- _WHAT THIS TASK INVOLVES_
Pull each line holding the word "落在圆内点数" from the data.

-- INPUT RECORDS follows --

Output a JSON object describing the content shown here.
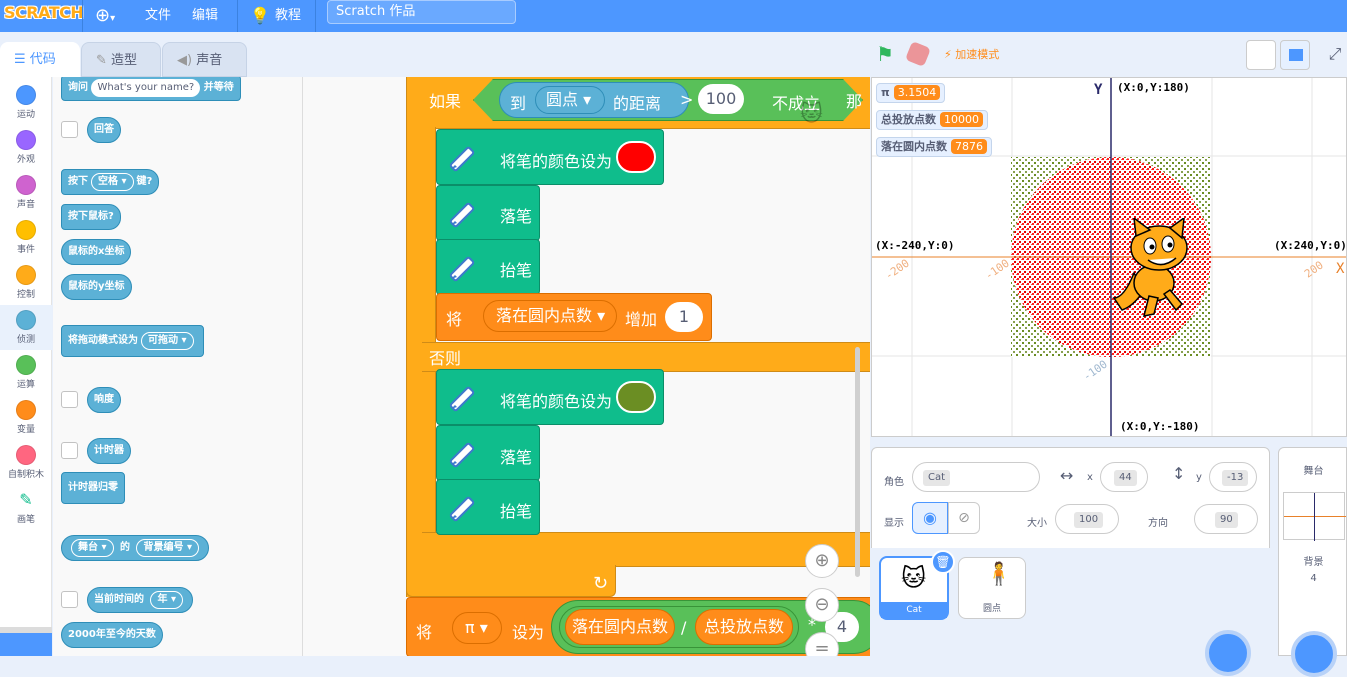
{
  "menubar": {
    "logo": "SCRATCH",
    "file": "文件",
    "edit": "编辑",
    "tutorials": "教程",
    "project_title": "Scratch 作品"
  },
  "tabs": {
    "code": "代码",
    "costumes": "造型",
    "sounds": "声音"
  },
  "categories": [
    {
      "label": "运动",
      "color": "#4c97ff"
    },
    {
      "label": "外观",
      "color": "#9966ff"
    },
    {
      "label": "声音",
      "color": "#cf63cf"
    },
    {
      "label": "事件",
      "color": "#ffbf00"
    },
    {
      "label": "控制",
      "color": "#ffab19"
    },
    {
      "label": "侦测",
      "color": "#5cb1d6"
    },
    {
      "label": "运算",
      "color": "#59c059"
    },
    {
      "label": "变量",
      "color": "#ff8c1a"
    },
    {
      "label": "自制积木",
      "color": "#ff6680"
    },
    {
      "label": "画笔",
      "color": "#0fbd8c"
    }
  ],
  "palette": {
    "ask_prefix": "询问",
    "ask_default": "What's your name?",
    "ask_suffix": "并等待",
    "answer": "回答",
    "key_pressed_prefix": "按下",
    "key_space": "空格",
    "key_pressed_suffix": "键?",
    "mouse_down": "按下鼠标?",
    "mouse_x": "鼠标的x坐标",
    "mouse_y": "鼠标的y坐标",
    "drag_mode_prefix": "将拖动模式设为",
    "drag_mode_value": "可拖动",
    "loudness": "响度",
    "timer": "计时器",
    "reset_timer": "计时器归零",
    "of_stage": "舞台",
    "of_word": "的",
    "of_backdrop": "背景编号",
    "current_prefix": "当前时间的",
    "current_year": "年",
    "days_since": "2000年至今的天数"
  },
  "script": {
    "if_label": "如果",
    "to_label": "到",
    "target": "圆点",
    "distance_label": "的距离",
    "gt": ">",
    "compare_value": "100",
    "not_true": "不成立",
    "then": "那",
    "set_pen_color": "将笔的颜色设为",
    "pen_down": "落笔",
    "pen_up": "抬笔",
    "change_prefix": "将",
    "change_var": "落在圆内点数",
    "change_word": "增加",
    "change_value": "1",
    "else_label": "否则",
    "set_prefix": "将",
    "set_var": "π",
    "set_word": "设为",
    "div_left": "落在圆内点数",
    "div_op": "/",
    "div_right": "总投放点数",
    "mul_op": "*",
    "mul_value": "4",
    "color_red": "#ff0000",
    "color_olive": "#6b8e23"
  },
  "stage_header": {
    "turbo": "加速模式"
  },
  "monitors": [
    {
      "label": "π",
      "value": "3.1504"
    },
    {
      "label": "总投放点数",
      "value": "10000"
    },
    {
      "label": "落在圆内点数",
      "value": "7876"
    }
  ],
  "axes": {
    "top": "(X:0,Y:180)",
    "bottom": "(X:0,Y:-180)",
    "left": "(X:-240,Y:0)",
    "right": "(X:240,Y:0)",
    "y_label": "Y",
    "x_label": "X",
    "tick_m200": "-200",
    "tick_m100": "-100",
    "tick_200": "200",
    "tick_ym100": "-100"
  },
  "sprite_info": {
    "sprite_label": "角色",
    "sprite_name": "Cat",
    "x_label": "x",
    "x_value": "44",
    "y_label": "y",
    "y_value": "-13",
    "show_label": "显示",
    "size_label": "大小",
    "size_value": "100",
    "direction_label": "方向",
    "direction_value": "90"
  },
  "sprites": [
    {
      "name": "Cat"
    },
    {
      "name": "圆点"
    }
  ],
  "stage_pane": {
    "title": "舞台",
    "backdrops_label": "背景",
    "backdrops_count": "4"
  }
}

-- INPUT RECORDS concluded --

- _SOLUTION TO THE EXERCISE_
    "change_var": "落在圆内点数",
    "div_left": "落在圆内点数",
      "label": "落在圆内点数",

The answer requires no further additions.